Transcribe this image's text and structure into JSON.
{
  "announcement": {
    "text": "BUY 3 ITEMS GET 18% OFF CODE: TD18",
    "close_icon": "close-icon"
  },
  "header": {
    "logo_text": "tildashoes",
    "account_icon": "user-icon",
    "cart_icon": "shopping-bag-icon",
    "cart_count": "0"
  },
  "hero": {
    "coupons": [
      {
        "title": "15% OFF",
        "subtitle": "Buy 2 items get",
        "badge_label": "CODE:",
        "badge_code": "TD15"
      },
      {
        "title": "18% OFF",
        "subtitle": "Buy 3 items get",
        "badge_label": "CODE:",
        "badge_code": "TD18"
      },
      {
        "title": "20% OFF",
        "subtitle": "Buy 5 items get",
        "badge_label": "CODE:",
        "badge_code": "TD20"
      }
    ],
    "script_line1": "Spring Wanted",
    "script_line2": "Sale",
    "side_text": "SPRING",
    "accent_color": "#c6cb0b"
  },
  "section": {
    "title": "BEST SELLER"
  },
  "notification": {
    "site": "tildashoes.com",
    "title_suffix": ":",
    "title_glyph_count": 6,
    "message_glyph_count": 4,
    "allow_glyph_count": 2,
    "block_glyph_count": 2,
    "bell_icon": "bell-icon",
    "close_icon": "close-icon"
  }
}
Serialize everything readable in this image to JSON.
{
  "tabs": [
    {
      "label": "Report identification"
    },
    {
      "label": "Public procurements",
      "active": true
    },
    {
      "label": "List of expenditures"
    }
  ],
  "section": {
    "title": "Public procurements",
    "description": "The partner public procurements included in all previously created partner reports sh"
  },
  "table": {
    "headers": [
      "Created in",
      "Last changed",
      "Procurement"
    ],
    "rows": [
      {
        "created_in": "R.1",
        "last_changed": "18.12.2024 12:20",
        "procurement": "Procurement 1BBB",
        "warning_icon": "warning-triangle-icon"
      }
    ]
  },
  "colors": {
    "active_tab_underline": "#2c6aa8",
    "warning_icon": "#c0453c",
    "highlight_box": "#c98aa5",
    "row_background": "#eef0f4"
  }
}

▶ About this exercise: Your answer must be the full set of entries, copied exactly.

▶ Result of the exercise:
Transcribe this image's text and structure into JSON.
{
  "announcement": {
    "text": "BUY 3 ITEMS GET 18% OFF CODE: TD18",
    "close_icon": "close-icon"
  },
  "header": {
    "logo_text": "tildashoes",
    "account_icon": "user-icon",
    "cart_icon": "shopping-bag-icon",
    "cart_count": "0"
  },
  "hero": {
    "coupons": [
      {
        "title": "15% OFF",
        "subtitle": "Buy 2 items get",
        "badge_label": "CODE:",
        "badge_code": "TD15"
      },
      {
        "title": "18% OFF",
        "subtitle": "Buy 3 items get",
        "badge_label": "CODE:",
        "badge_code": "TD18"
      },
      {
        "title": "20% OFF",
        "subtitle": "Buy 5 items get",
        "badge_label": "CODE:",
        "badge_code": "TD20"
      }
    ],
    "script_line1": "Spring Wanted",
    "script_line2": "Sale",
    "side_text": "SPRING",
    "accent_color": "#c6cb0b"
  },
  "section": {
    "title": "BEST SELLER"
  },
  "notification": {
    "site": "tildashoes.com",
    "title_suffix": ":",
    "title_glyph_count": 6,
    "message_glyph_count": 4,
    "allow_glyph_count": 2,
    "block_glyph_count": 2,
    "bell_icon": "bell-icon",
    "close_icon": "close-icon"
  }
}
Serialize everything readable in this image to JSON.
{
  "tabs": [
    {
      "label": "Report identification"
    },
    {
      "label": "Public procurements",
      "active": true
    },
    {
      "label": "List of expenditures"
    }
  ],
  "section": {
    "title": "Public procurements",
    "description": "The partner public procurements included in all previously created partner reports sh"
  },
  "table": {
    "headers": [
      "Created in",
      "Last changed",
      "Procurement"
    ],
    "rows": [
      {
        "created_in": "R.1",
        "last_changed": "18.12.2024 12:20",
        "procurement": "Procurement 1BBB",
        "warning_icon": "warning-triangle-icon"
      }
    ]
  },
  "colors": {
    "active_tab_underline": "#2c6aa8",
    "warning_icon": "#c0453c",
    "highlight_box": "#c98aa5",
    "row_background": "#eef0f4"
  }
}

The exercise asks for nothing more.